▶ [Data supplied]
....
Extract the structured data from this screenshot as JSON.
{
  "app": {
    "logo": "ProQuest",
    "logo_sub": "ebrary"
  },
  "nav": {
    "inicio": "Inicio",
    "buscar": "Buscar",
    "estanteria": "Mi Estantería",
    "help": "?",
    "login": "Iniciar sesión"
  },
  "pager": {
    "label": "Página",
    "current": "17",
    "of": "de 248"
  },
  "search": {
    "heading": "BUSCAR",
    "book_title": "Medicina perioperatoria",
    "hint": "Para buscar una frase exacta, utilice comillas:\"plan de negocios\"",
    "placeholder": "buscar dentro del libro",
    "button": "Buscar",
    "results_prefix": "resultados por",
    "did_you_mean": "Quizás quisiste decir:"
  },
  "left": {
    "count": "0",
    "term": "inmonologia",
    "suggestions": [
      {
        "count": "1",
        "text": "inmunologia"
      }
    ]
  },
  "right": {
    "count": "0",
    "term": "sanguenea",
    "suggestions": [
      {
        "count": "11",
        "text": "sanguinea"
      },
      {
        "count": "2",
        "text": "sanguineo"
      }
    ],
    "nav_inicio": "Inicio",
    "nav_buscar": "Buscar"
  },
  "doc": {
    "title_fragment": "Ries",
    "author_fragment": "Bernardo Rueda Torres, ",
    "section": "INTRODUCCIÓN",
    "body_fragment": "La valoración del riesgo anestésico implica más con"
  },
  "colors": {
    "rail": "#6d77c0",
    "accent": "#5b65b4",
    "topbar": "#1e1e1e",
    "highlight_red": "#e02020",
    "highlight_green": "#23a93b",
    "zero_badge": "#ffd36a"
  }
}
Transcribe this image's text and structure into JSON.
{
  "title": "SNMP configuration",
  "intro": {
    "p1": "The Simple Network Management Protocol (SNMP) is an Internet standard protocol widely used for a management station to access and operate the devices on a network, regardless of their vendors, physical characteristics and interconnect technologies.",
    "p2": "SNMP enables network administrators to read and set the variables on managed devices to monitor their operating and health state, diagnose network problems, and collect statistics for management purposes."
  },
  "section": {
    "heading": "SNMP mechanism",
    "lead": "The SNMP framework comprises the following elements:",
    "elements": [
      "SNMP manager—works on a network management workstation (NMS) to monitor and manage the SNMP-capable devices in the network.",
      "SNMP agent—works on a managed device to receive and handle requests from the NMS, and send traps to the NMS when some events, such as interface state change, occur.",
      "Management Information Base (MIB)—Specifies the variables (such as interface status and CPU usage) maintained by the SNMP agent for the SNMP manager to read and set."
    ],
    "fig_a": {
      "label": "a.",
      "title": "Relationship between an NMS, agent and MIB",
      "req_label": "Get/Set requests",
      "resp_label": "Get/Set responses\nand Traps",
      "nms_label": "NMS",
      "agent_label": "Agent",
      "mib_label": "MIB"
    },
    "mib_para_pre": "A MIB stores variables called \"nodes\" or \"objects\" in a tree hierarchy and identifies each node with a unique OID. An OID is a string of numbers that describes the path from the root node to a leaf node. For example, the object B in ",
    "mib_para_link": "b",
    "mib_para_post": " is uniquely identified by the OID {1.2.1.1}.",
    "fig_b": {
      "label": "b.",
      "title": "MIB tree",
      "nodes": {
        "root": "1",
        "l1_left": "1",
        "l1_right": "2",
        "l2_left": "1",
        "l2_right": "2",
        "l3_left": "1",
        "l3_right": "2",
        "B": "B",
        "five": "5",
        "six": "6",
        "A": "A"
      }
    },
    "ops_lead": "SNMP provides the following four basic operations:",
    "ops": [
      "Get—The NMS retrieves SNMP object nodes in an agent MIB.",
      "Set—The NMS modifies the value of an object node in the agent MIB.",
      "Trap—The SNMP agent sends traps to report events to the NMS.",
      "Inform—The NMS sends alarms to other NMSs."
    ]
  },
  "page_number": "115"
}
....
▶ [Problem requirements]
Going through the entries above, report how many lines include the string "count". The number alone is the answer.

▶ [Problem solution]
5